Ask your own question, for FREE!
Mathematics
OpenStudy (high):

how can i draw a graph of mod(y)=cosx ???

OpenStudy (sandra):

hello high

OpenStudy (sandra):

well, mod(y)=cosx is really two separate graphs (well, the same graph, but there are two distinct parts.)

OpenStudy (high):

i think itll look like bubbles

OpenStudy (high):

am not so sure...

OpenStudy (shadowfiend):

Are you sure that's a correct problem? What is `mod'?

OpenStudy (high):

modulus..

OpenStudy (high):

!y!

OpenStudy (shadowfiend):

Yeah sorry. I've never seen mod used that way :)

OpenStudy (shadowfiend):

So you're right if you mean bubbles as in just the parts where cos is above the x axis.

OpenStudy (shadowfiend):

Because the absolute value (or modulus) of y must be positive, by definition, this function isn't defined if y < 0. Since cos(x) is sometimes negative, those parts of the cos(x) plot are not valid for this particular function, because they don't make any sense.

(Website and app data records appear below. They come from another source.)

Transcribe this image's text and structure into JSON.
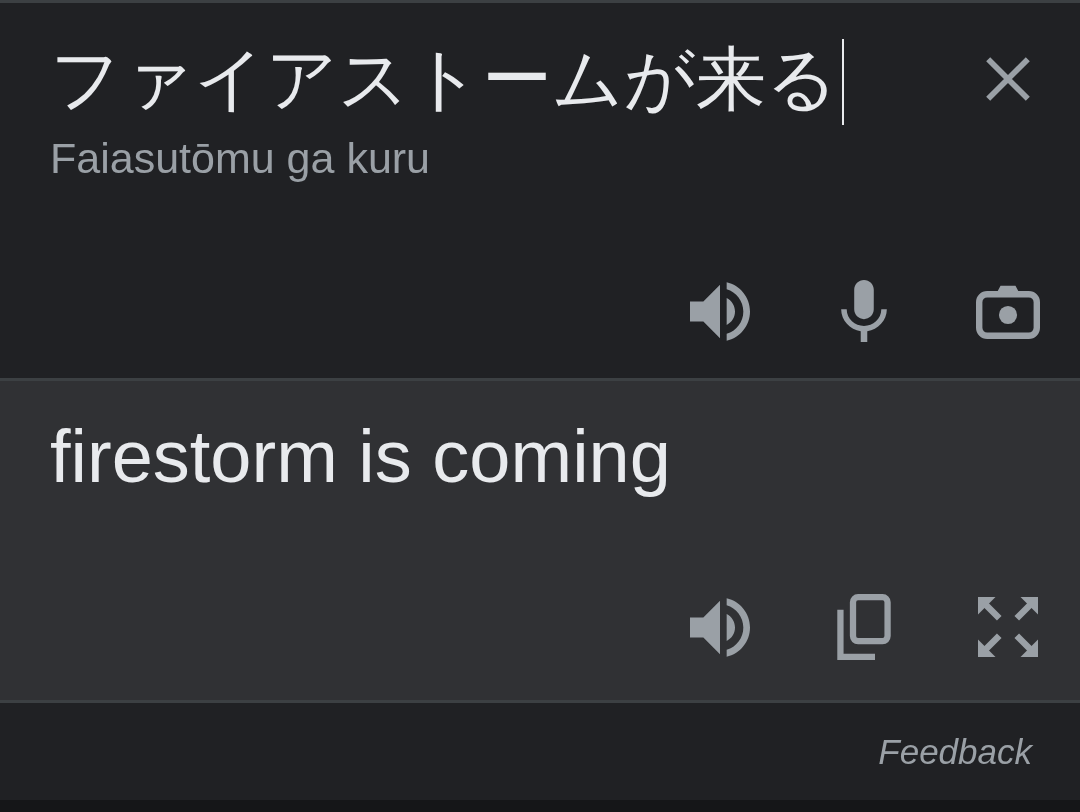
{
  "source": {
    "text": "ファイアストームが来る",
    "focused": true,
    "clear_button": true,
    "romanization": "Faiasutōmu ga kuru"
  },
  "source_actions": [
    {
      "kind": "listen"
    },
    {
      "kind": "voice"
    },
    {
      "kind": "camera"
    }
  ],
  "translation": {
    "text": "firestorm is coming"
  },
  "translation_actions": [
    {
      "kind": "listen"
    },
    {
      "kind": "copy"
    },
    {
      "kind": "fullscreen"
    }
  ],
  "footer": {
    "link": "Feedback"
  }
}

OpenStudy (shadowfiend):

I am wrong!

OpenStudy (high):

i think so

OpenStudy (shadowfiend):

Ah, I see what you mean about bubbles now. Yes, I think you're correct.

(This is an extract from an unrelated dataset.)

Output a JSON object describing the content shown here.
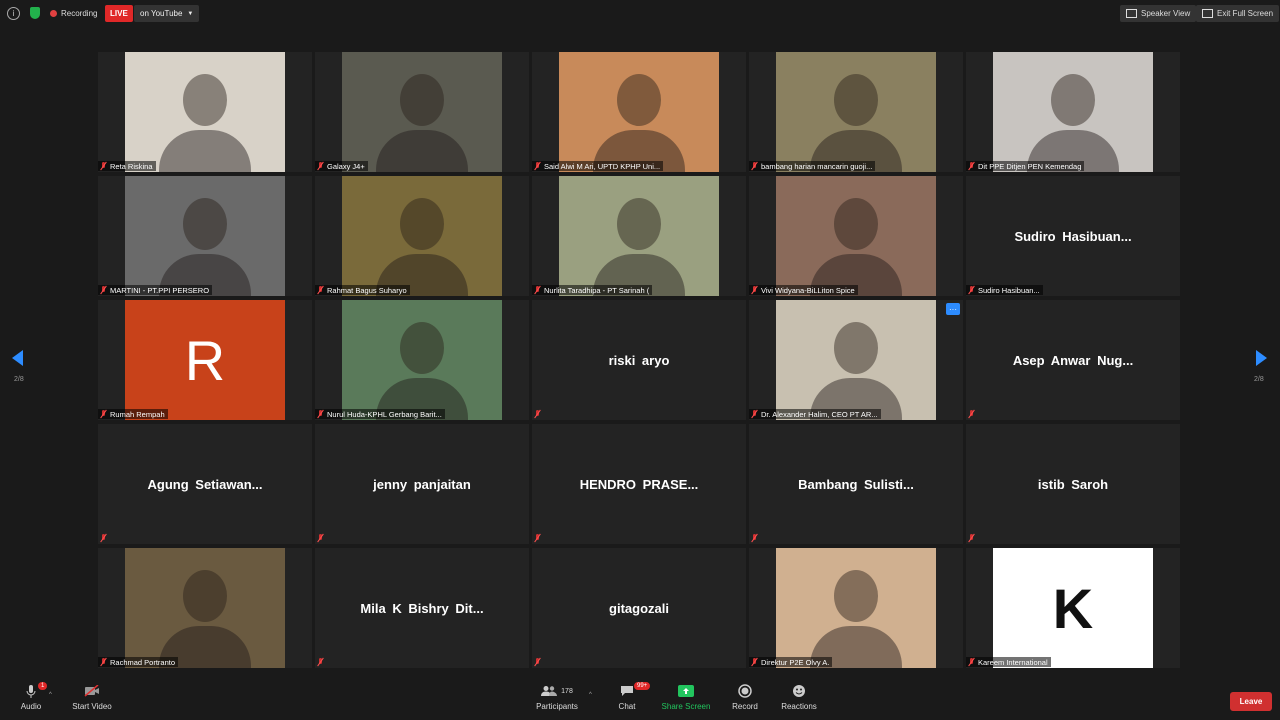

OpenStudy (shadowfiend):

Because negative values of y will mirror the positive values.

OpenStudy (high):

will you please explain?

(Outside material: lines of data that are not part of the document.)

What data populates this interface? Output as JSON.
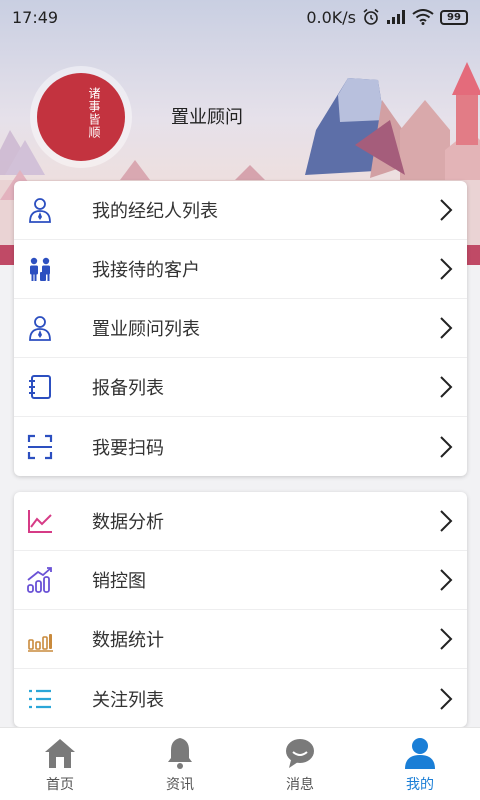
{
  "status_bar": {
    "time": "17:49",
    "network_speed": "0.0K/s",
    "battery": "99"
  },
  "profile": {
    "avatar_text": "诸事皆顺",
    "role": "置业顾问"
  },
  "menu_group_1": [
    {
      "label": "我的经纪人列表",
      "icon": "agent-person-icon"
    },
    {
      "label": "我接待的客户",
      "icon": "customers-icon"
    },
    {
      "label": "置业顾问列表",
      "icon": "consultant-person-icon"
    },
    {
      "label": "报备列表",
      "icon": "notebook-icon"
    },
    {
      "label": "我要扫码",
      "icon": "scan-icon"
    }
  ],
  "menu_group_2": [
    {
      "label": "数据分析",
      "icon": "line-chart-icon"
    },
    {
      "label": "销控图",
      "icon": "trend-bars-icon"
    },
    {
      "label": "数据统计",
      "icon": "bar-stats-icon"
    },
    {
      "label": "关注列表",
      "icon": "list-icon"
    }
  ],
  "tabbar": [
    {
      "label": "首页",
      "icon": "home-icon"
    },
    {
      "label": "资讯",
      "icon": "bell-icon"
    },
    {
      "label": "消息",
      "icon": "chat-bubble-icon"
    },
    {
      "label": "我的",
      "icon": "user-icon",
      "active": true
    }
  ],
  "colors": {
    "accent_blue": "#1a7ed6",
    "icon_blue": "#2c4fc0",
    "chart_pink": "#d63b86",
    "chart_purple": "#6a52d6",
    "stats_orange": "#c98a3c",
    "list_cyan": "#2aa6d8",
    "avatar_red": "#c3333f"
  }
}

OpenStudy (shadowfiend):

Well, basically, what the above function means is really two different functions: \[y = \left\{\begin{align}\cos x\text{ when }y >= 0\\\cos y\text{ when }y < 0\end{align}\right.\]

OpenStudy (shadowfiend):

Hm. Sorry: \[y = \left\{\begin{matrix}\cos x\text{ when }y >= 0\\\cos x\text{ when }y < 0\end{matrix}\right.\]

OpenStudy (sid1729):

The function only exists for cos x > 0, because absolute values cannot be negative. There will be two functions: y = cos x -y = cos x so for each x (when cos x >0), you will have two values - one positive and other negative, both having the same absolute numerical value

OpenStudy (sid1729):

take an example: let x be \[\frac{\pi}{2}\] now, y = \[\frac{1}{\sqrt(2)}\] and -y = \[\frac{1}{\sqrt(2)}\] So, we put those two together in the same graph.

Can't find your answer? Make a FREE account and ask your own questions, OR help others and earn volunteer hours!

Join our real-time social learning platform and learn together with your friends!
Can't find your answer? Make a FREE account and ask your own questions, OR help others and earn volunteer hours!

Join our real-time social learning platform and learn together with your friends!